■ **What the task requires**: Across the records, count every line that includes "save" and give the number by itself.

[Data records for software interfaces]

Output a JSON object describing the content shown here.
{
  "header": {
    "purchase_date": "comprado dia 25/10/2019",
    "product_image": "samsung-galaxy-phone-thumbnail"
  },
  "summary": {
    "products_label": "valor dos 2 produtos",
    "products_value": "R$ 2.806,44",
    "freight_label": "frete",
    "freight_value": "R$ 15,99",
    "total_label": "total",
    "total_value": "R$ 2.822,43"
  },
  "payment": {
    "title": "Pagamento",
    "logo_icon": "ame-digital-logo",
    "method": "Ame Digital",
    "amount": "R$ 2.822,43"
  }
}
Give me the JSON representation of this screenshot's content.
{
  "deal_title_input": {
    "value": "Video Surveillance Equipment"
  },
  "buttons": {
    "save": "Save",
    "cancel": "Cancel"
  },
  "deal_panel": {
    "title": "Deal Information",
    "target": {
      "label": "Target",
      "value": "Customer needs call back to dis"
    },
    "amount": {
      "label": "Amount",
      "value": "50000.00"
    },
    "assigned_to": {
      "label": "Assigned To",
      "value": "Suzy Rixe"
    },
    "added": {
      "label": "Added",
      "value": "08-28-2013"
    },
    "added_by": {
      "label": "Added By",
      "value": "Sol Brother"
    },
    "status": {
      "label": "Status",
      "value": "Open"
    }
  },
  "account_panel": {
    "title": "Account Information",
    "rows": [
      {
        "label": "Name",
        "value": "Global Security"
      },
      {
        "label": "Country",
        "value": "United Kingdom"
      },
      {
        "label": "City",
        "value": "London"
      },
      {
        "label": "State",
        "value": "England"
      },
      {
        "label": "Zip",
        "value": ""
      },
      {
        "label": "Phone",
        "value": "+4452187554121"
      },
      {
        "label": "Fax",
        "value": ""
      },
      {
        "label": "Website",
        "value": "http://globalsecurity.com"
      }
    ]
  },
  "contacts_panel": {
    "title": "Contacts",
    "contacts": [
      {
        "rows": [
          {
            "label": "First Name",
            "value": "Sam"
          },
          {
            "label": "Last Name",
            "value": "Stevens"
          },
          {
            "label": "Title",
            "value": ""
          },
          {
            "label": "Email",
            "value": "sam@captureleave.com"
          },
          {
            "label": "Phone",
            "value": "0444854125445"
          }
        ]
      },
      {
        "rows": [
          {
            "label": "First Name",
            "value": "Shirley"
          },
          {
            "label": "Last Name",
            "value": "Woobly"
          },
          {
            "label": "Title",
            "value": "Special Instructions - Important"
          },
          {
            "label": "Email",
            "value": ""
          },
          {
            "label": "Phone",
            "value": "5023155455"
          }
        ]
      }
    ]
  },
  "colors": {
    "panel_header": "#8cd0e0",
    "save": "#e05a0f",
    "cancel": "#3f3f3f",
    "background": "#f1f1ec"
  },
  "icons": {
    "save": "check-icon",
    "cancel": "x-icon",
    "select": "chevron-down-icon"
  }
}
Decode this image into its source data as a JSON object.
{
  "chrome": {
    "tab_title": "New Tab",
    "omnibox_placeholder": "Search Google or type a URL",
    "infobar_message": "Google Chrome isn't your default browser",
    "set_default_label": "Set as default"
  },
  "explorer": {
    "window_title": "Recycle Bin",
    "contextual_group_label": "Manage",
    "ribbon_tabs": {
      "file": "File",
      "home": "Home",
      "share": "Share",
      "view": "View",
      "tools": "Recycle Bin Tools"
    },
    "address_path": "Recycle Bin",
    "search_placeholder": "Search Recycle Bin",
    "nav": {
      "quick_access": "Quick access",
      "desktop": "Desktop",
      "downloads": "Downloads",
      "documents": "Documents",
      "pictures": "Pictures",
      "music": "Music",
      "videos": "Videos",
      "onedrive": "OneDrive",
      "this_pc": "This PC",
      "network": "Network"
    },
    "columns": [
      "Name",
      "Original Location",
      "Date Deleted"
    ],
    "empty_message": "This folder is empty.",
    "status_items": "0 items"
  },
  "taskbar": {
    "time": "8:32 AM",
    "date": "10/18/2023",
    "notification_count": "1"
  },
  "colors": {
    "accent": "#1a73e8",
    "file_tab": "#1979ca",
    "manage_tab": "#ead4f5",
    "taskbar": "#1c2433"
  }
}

■ **Answer section**: 3